As Britain segues seamlessly through feelgood summer heat from Andy Murray mania to royal baby euphoria, let us at least spare a thought for the unfortunate newborn caught, through no fault other than his ancestry, in the global spotlight.
Few tourists would perhaps even notice the stone dragon stranded between buses in the middle of the road that marks the boundary of the City of London, the British capital’s financial district and one of global capitalism’s most dynamic engines.
Yet to step into the City is to enter what has been described by Nicholas Shaxson, author of “Treasure Islands: Tax Havens and the Men Who Stole the World,” as “an offshore island inside Britain.”

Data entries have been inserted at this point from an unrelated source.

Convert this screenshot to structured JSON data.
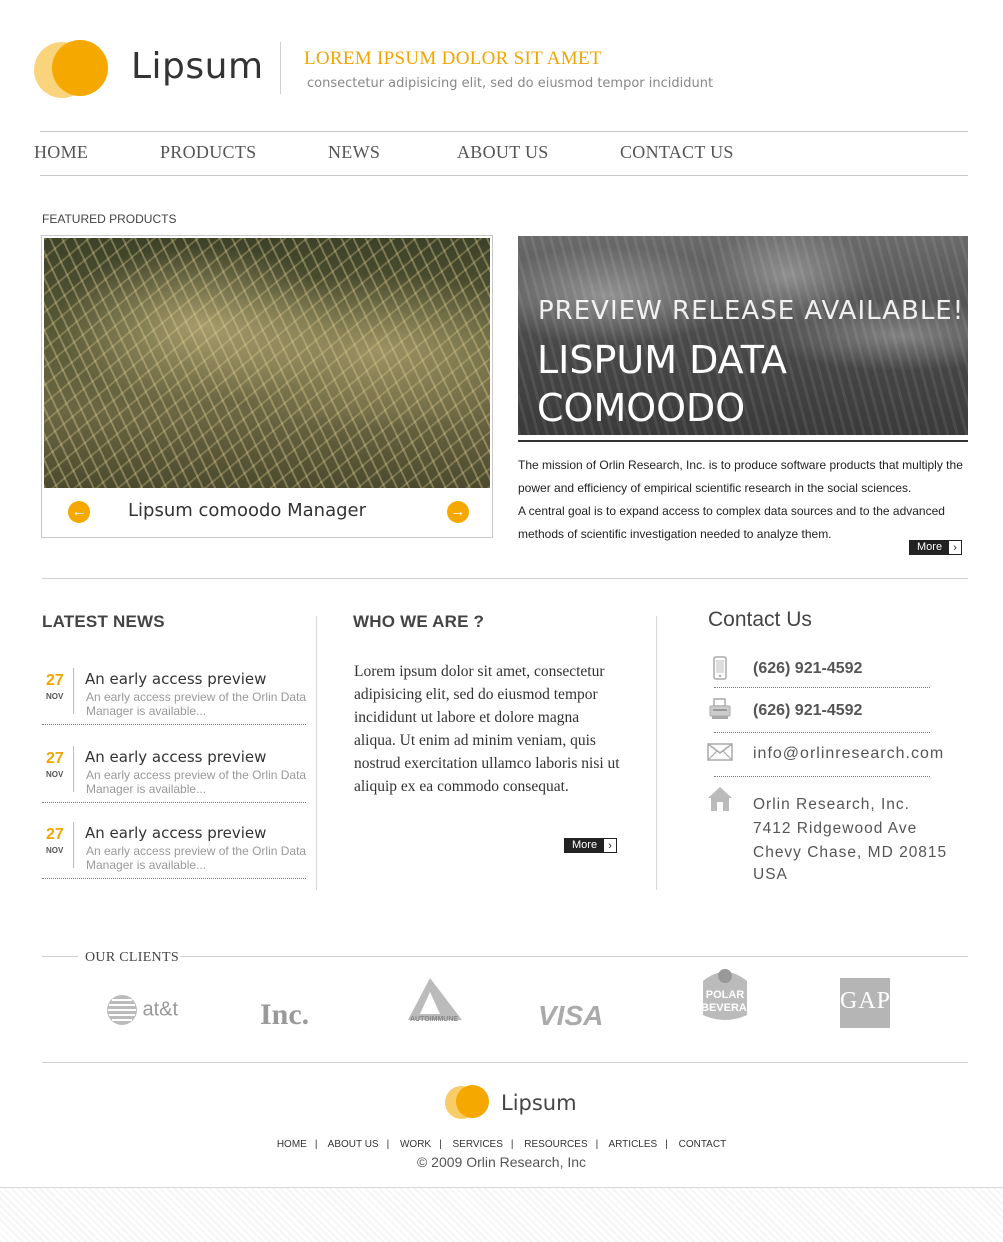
{
  "header": {
    "logo_text": "Lipsum",
    "tagline": "LOREM IPSUM DOLOR SIT AMET",
    "subtagline": "consectetur adipisicing elit, sed do eiusmod tempor incididunt"
  },
  "nav": {
    "items": [
      "HOME",
      "PRODUCTS",
      "NEWS",
      "ABOUT US",
      "CONTACT US"
    ]
  },
  "featured": {
    "label": "FEATURED PRODUCTS",
    "slider_caption": "Lipsum comoodo Manager",
    "prev_icon": "arrow-left",
    "next_icon": "arrow-right"
  },
  "promo": {
    "small_title": "PREVIEW RELEASE AVAILABLE!",
    "big_title": "LISPUM DATA COMOODO",
    "mission_1": "The mission of Orlin Research, Inc. is to produce software products that multiply the power and efficiency of empirical scientific research in the social sciences.",
    "mission_2": " A central goal is to expand access to complex data sources and to the advanced methods of scientific investigation needed to analyze them.",
    "more_label": "More"
  },
  "latest_news": {
    "title": "LATEST NEWS",
    "items": [
      {
        "day": "27",
        "month": "NOV",
        "title": "An early access preview",
        "desc": "An early access preview of the Orlin Data Manager is available..."
      },
      {
        "day": "27",
        "month": "NOV",
        "title": "An early access preview",
        "desc": "An early access preview of the Orlin Data Manager is available..."
      },
      {
        "day": "27",
        "month": "NOV",
        "title": "An early access preview",
        "desc": "An early access preview of the Orlin Data Manager is available..."
      }
    ]
  },
  "who": {
    "title": "WHO WE ARE ?",
    "text": "Lorem ipsum dolor sit amet, consectetur adipisicing elit, sed do eiusmod tempor incididunt ut labore et dolore magna aliqua. Ut enim ad minim veniam, quis nostrud exercitation ullamco laboris nisi ut aliquip ex ea commodo consequat.",
    "more_label": "More"
  },
  "contact": {
    "title": "Contact Us",
    "phone": "(626) 921-4592",
    "fax": "(626) 921-4592",
    "email": "info@orlinresearch.com",
    "address_1": "Orlin Research, Inc.",
    "address_2": "7412 Ridgewood Ave",
    "address_3": "Chevy Chase, MD 20815",
    "address_4": "USA"
  },
  "clients": {
    "label": "OUR CLIENTS",
    "logos": [
      "at&t",
      "Inc.",
      "AUTOIMMUNE",
      "VISA",
      "POLAR BEVERAGES",
      "GAP"
    ]
  },
  "footer": {
    "logo_text": "Lipsum",
    "links": [
      "HOME",
      "ABOUT US",
      "WORK",
      "SERVICES",
      "RESOURCES",
      "ARTICLES",
      "CONTACT"
    ],
    "copyright": "© 2009 Orlin Research, Inc"
  },
  "colors": {
    "accent": "#f5a800",
    "text": "#333333",
    "muted": "#999999"
  }
}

Many Britons had awoken with a jolt that morning in April 1982 as news of the invasion on their digital clock radios left them struggling to believe their ears, oblivious even to the breezy new duet by Paul McCartney and Stevie Wonder that followed.
But the panic had faded by the time they had boiled their kettles for tea and poured the milk onto their cornflakes with the realization that the little-known Falkland Islands were not, as most had assumed, just off the coast of Scotland.
If voters in the United Kingdom were offered the chance tomorrow, in a snap referendum, to change the name of the nation to “Team GB” the result would hardly be in doubt.
Such is the mood of euphoria fostered by the country’s gold medal-winning performers, and London’s successful staging of an Olympic Games that some had predicted would become the latest in a long tradition of Great British cockups, that a country more used to wallowing in sporting failure is waking up to the unfamiliar feeling of giving itself a collective pat on the back.